  • Ocean acidification limits the ability of marine animals with shells or calcium carbonate skeletons to grow, survive, and reproduce. The decrease in abundance or health of these animals, many of which are food for commercial species, can negatively affect the entire marine food chain.[3] Changes to marine-based food sources will challenge global economies and the approximately 3 billion people worldwide who depend on seafood as their primary source of protein.[4]

  • Chemical exposure, from pollution and contamination, that affects humans and wildlife is a concern. A 2016 U.S. Geological Survey study found that exposure to particles or runoff from coal-tar-based sealcoat, a liquid sprayed on asphalt parking lots and driveways, can cause an elevated potential cancer risk for humans and toxicity in aquatic life.[5]

According to data from Web of Science™ from 2009 to 2013 there was a 37% increase in geohealth articles published. The top five global agencies funding research on geohealth are the following:

  1. National Institutes of Health

  2. National Natural Science Foundation of China

  3. National Science Foundation

  4. National Institute of Environmental Health Sciences

  5. European Commission


  • every $1 million invested in ecosystem restoration results in a return of $2.2 to $3.4 million in benefits.[6]

  • investments and improvements to drinking water and sanitation can prevent nearly 10% of the global disease burden and amount to annual healthcare savings of $7 billion for health agencies and $134 million for individuals worldwide.[7]

  • reducing greenhouse gas emissions to 50% of their 2005 levels could result in a 20%–40% reduction in premature deaths from chronic exposure to air pollution.[8]

AGU and Geohealth

AGU is committed to increasing scientific understanding and broadening the study of how climate, pollution, hazards, ecosystems, and agriculture shape human and ecological health in order to help ensure a sustainable future.

In August 2016, in an effort to support research in the rapidly emerging field of geohealth, AGU announced the launch of a new journal, GeoHealth.

[1] U.S. Centers for Disease Control and Prevention, “Climate Change Increase the Number and Geographic Range of Disease-Carrying Insects and Ticks,”

[2] U.S. Global Change Research Program, The Impacts of Climate Change on Human Health in the United States: A Scientific Assessment, edited by A. Crimmins et al., p.77, Washington, D. C., 2016,

[3] U.S. Global Change Research Program, 2014 National Climate Assessment, Washington, D. C.,

[4] World Wildlife Foundation, “Overview,”

[5] B. J. Mahler, M. D. Woodside, and P. C. VanMetre, “Coal-Tar-Based Pavement Sealcoat—Potential Concerns for Human Health and Aquatic Life,” U.S. Geol.
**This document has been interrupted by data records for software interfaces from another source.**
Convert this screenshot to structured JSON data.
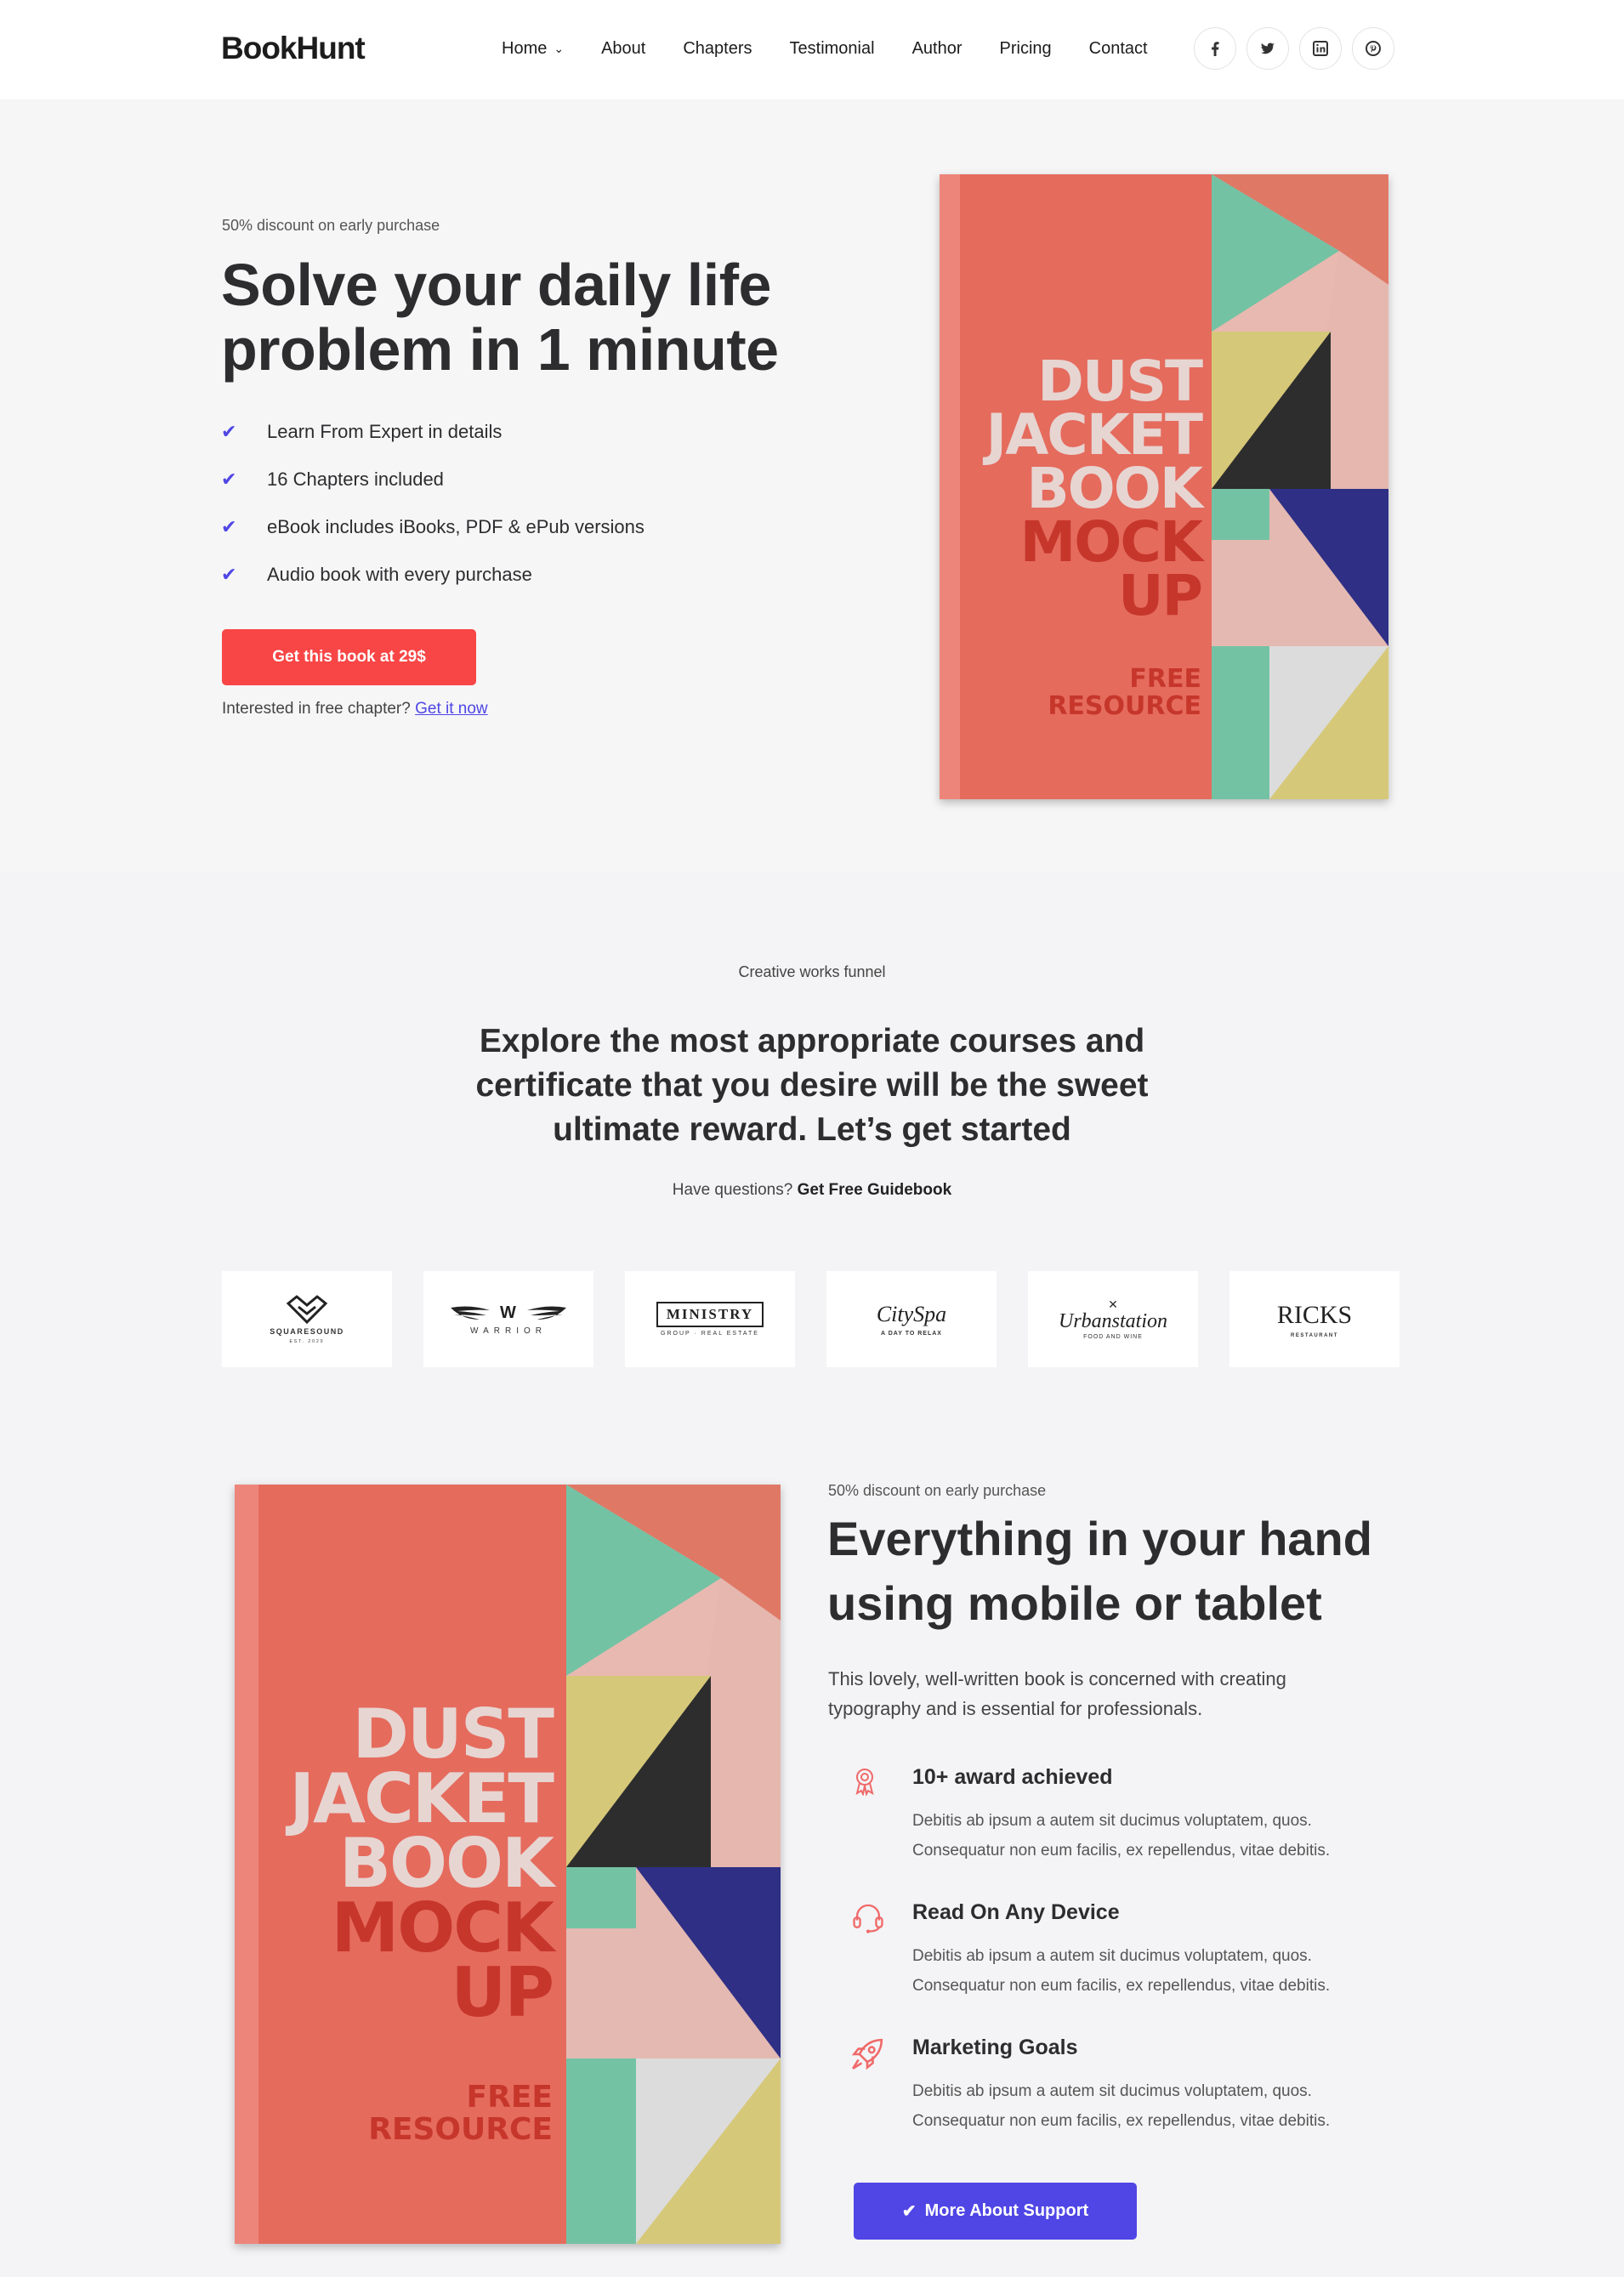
{
  "nav": {
    "logo": "BookHunt",
    "items": [
      {
        "label": "Home",
        "has_dropdown": true
      },
      {
        "label": "About"
      },
      {
        "label": "Chapters"
      },
      {
        "label": "Testimonial"
      },
      {
        "label": "Author"
      },
      {
        "label": "Pricing"
      },
      {
        "label": "Contact"
      }
    ],
    "socials": [
      "facebook-icon",
      "twitter-icon",
      "linkedin-icon",
      "pinterest-icon"
    ]
  },
  "hero": {
    "eyebrow": "50% discount on early purchase",
    "title": "Solve your daily life problem in 1 minute",
    "checklist": [
      "Learn From Expert in details",
      "16 Chapters included",
      "eBook includes iBooks, PDF & ePub versions",
      "Audio book with every purchase"
    ],
    "cta_label": "Get this book at 29$",
    "free_text": "Interested in free chapter?",
    "free_link": "Get it now"
  },
  "book_cover": {
    "line1": "DUST",
    "line2": "JACKET",
    "line3": "BOOK",
    "line4": "MOCK",
    "line5": "UP",
    "free1": "FREE",
    "free2": "RESOURCE"
  },
  "courses": {
    "eyebrow": "Creative works funnel",
    "title": "Explore the most appropriate courses and certificate that you desire will be the sweet ultimate reward. Let’s get started",
    "question": "Have questions?",
    "question_link": "Get Free Guidebook"
  },
  "partners": [
    {
      "name": "SQUARESOUND",
      "sub": "EST. 2020"
    },
    {
      "name": "W",
      "sub": "WARRIOR"
    },
    {
      "name": "MINISTRY",
      "sub": "GROUP · REAL ESTATE"
    },
    {
      "name": "CitySpa",
      "sub": "A DAY TO RELAX"
    },
    {
      "name": "Urbanstation",
      "sub": "FOOD AND WINE"
    },
    {
      "name": "RICKS",
      "sub": "RESTAURANT"
    }
  ],
  "feature_section": {
    "eyebrow": "50% discount on early purchase",
    "title": "Everything in your hand using mobile or tablet",
    "description": "This lovely, well-written book is concerned with creating typography and is essential for professionals.",
    "features": [
      {
        "icon": "award-icon",
        "title": "10+ award achieved",
        "text": "Debitis ab ipsum a autem sit ducimus voluptatem, quos. Consequatur non eum facilis, ex repellendus, vitae debitis."
      },
      {
        "icon": "headset-icon",
        "title": "Read On Any Device",
        "text": "Debitis ab ipsum a autem sit ducimus voluptatem, quos. Consequatur non eum facilis, ex repellendus, vitae debitis."
      },
      {
        "icon": "rocket-icon",
        "title": "Marketing Goals",
        "text": "Debitis ab ipsum a autem sit ducimus voluptatem, quos. Consequatur non eum facilis, ex repellendus, vitae debitis."
      }
    ],
    "support_label": "More About Support"
  },
  "colors": {
    "accent_red": "#f84545",
    "accent_blue": "#4f46e5",
    "icon_red": "#f06a6a"
  }
}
Surv. Fact Sheet, 2016-3017, 6 pp., 2016,

[6] C.C. Thomas, C. Huber, K. Skrabis, and J. Sidon, “Estimating the Economic Impacts of Ecosystem Restoration—Methods and Case Studies,” U.S. Geol. Surv. Open File Rep., 2016-1016, 2016,

[7] A. Prüss-Üstün, R. Bos, F. Gore, and J. Bartram, Safer Water, Better Health: Costs, Benefits and Sustainability of Interventions to Protect and Promote Health, World Health Organization, Geneva, 2008.

[8] J. C. Bollen, C. J. Brink, H. C. Eerens, and A. J. G. Manders, “Co-benefits of Climate Policy,” PBL Rep. 500116005, Netherlands Environmental Assessment Agency, The Hague, February 2009.